GLOBE-Net, May 31, 2012 (EurActiv) - The
biggest reforms to the UK energy sector in two decades were
announced last week prompting warnings from consumer groups and
green campaigners that they would raise bills and penalize
renewable energy and boost reliance on nuclear
The sweeping reforms, detailed in the draft energy bill, grant the government powers
to intervene in the market on a scale not seen since the industry
Under the changes, low-carbon generators including nuclear
companies will receive a fixed price for their energy that should
be higher than they can sell it for on the open market, and
ministers will create a "capacity market" to ensure a reliable
supply of power and prevent blackouts.
There will be a minimum price for carbon dioxide emissions, and
an emissions performance standard that will in effect stop
any coal-fired power stations being built without technology
to capture carbon.
The reforms will mean major changes to
the way the market is regulated, and the
way utilities and their smaller rivals
Davey, the secretary of state for energy and climate
change, said the reforms would help to bring forward the estimated
£110bn in private-sector investment that will be needed for new
low-carbon energy capacity, and that they could generate as many as
250,000 new jobs.
"Leaving the electricity market as it is would not be in the
national interest," Davey said, noting that a fifth of the UK's
current ageing power stations are likely to come out of service by
2020. "If we don't secure investment in our energy infrastructure,
we could see the lights going out, consumers hit by spiraling
energy prices and dangerous climate change. These reforms will
ensure we can keep the lights on, bills down and the air
Davey said the government's analysis showed that the reforms
would ensure that consumers' energy bills would rise by
less than they would otherwise over the next 20 years.
Charles Hendry, the minister of state for energy, said the
government had to intervene:
"The market did a good job keeping down [energy] prices to the
lowest in Europe, but it did not bring forward enough new
investment. If we are going to keep the lights on in an affordable
way, this is not a luxury - it's absolutely essential."
But there was widespread concern about some of the most
Maria Wardrobe, director of external affairs at the fuel poverty charity

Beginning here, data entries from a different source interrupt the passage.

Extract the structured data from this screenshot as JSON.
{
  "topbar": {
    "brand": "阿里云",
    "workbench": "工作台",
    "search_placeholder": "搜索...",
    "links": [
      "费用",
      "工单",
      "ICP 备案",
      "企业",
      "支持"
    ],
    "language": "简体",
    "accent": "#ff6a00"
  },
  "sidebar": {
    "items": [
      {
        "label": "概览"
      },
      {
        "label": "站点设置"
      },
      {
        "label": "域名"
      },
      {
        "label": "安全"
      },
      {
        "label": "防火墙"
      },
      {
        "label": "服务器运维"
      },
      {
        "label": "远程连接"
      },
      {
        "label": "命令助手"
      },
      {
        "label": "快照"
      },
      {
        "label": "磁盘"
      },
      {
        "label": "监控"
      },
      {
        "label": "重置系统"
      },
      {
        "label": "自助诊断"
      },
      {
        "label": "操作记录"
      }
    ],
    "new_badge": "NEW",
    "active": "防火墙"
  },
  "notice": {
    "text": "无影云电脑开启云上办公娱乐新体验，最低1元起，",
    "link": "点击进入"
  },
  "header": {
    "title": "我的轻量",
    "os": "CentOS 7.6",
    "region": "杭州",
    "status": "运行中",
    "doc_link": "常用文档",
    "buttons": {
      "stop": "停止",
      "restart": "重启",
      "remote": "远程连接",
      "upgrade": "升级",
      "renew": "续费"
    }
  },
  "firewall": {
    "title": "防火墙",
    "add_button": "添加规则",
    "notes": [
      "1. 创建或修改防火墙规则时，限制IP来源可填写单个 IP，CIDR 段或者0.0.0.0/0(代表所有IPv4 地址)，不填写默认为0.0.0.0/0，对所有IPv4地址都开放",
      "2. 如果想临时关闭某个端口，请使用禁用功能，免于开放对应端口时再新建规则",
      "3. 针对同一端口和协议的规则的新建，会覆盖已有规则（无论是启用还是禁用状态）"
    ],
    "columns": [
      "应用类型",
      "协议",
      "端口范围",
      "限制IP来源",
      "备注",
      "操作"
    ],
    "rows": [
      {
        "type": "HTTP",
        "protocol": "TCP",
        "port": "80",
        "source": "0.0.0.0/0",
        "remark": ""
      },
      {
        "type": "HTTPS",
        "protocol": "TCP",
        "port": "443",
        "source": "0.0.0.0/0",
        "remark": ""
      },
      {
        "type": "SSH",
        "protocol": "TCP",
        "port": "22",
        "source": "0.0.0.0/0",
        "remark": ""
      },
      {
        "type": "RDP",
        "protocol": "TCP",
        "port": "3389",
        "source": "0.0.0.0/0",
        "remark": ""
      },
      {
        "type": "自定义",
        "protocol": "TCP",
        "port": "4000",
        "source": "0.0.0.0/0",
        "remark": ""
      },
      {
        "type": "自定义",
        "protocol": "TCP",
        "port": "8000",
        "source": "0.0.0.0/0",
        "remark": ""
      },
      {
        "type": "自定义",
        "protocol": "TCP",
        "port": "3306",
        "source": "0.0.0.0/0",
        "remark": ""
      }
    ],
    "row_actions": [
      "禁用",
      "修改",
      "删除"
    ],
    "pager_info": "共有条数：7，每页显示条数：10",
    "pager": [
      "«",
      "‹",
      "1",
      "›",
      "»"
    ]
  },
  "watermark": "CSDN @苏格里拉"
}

National Energy Action, said: "The government can do little to
disguise that these proposals will add substantially to already
soaring energy bills and place much more risk on domestic energy
She called for VAT revenues from fuel to be recycled into
energy-efficiency programs to lift vulnerable people out
of fuel poverty.
Richard Lloyd, executive director of Which?, said: "We want to
see more evidence and the small print before we can judge whether
this will work for all of us who are expected to foot the
George Monbiot, a noted author and commentator on British energy
policy writing in the Guardian, described the energy bill as a
sleight of hand. (See Britain's climate change policy is going up in
Green groups and some renewable energy companies also attacked
the draft bill, accusing ministers of breaking promises not to
subsidize nuclear power, because the "contracts for difference" by
which low-carbon power generators will be guaranteed a price for
their electricity will favor the nuclear industry. Davey denied the
charge, and said the plans would encourage all forms of low-carbon
generation, helping the UK to meet its climate-change targets.
By giving generators a fixed price guaranteed in advance for
their power, the "contracts for difference" system should offset
the risks taken by renewable and nuclear developers, which have to
shoulder high upfront costs before they can start reaping the
returns from their investment, he noted. If the market price turns
out higher than the "strike price" agreed in advance, there will be
arrangements to claw back some of the difference.
However, many of the details on how some of the reforms will
work have yet to be set out. For instance, the "strike price" for
the first round of contracts for difference will not be set until
2013, and a "delivery plan" for implementing them will come into
force in mid-2014.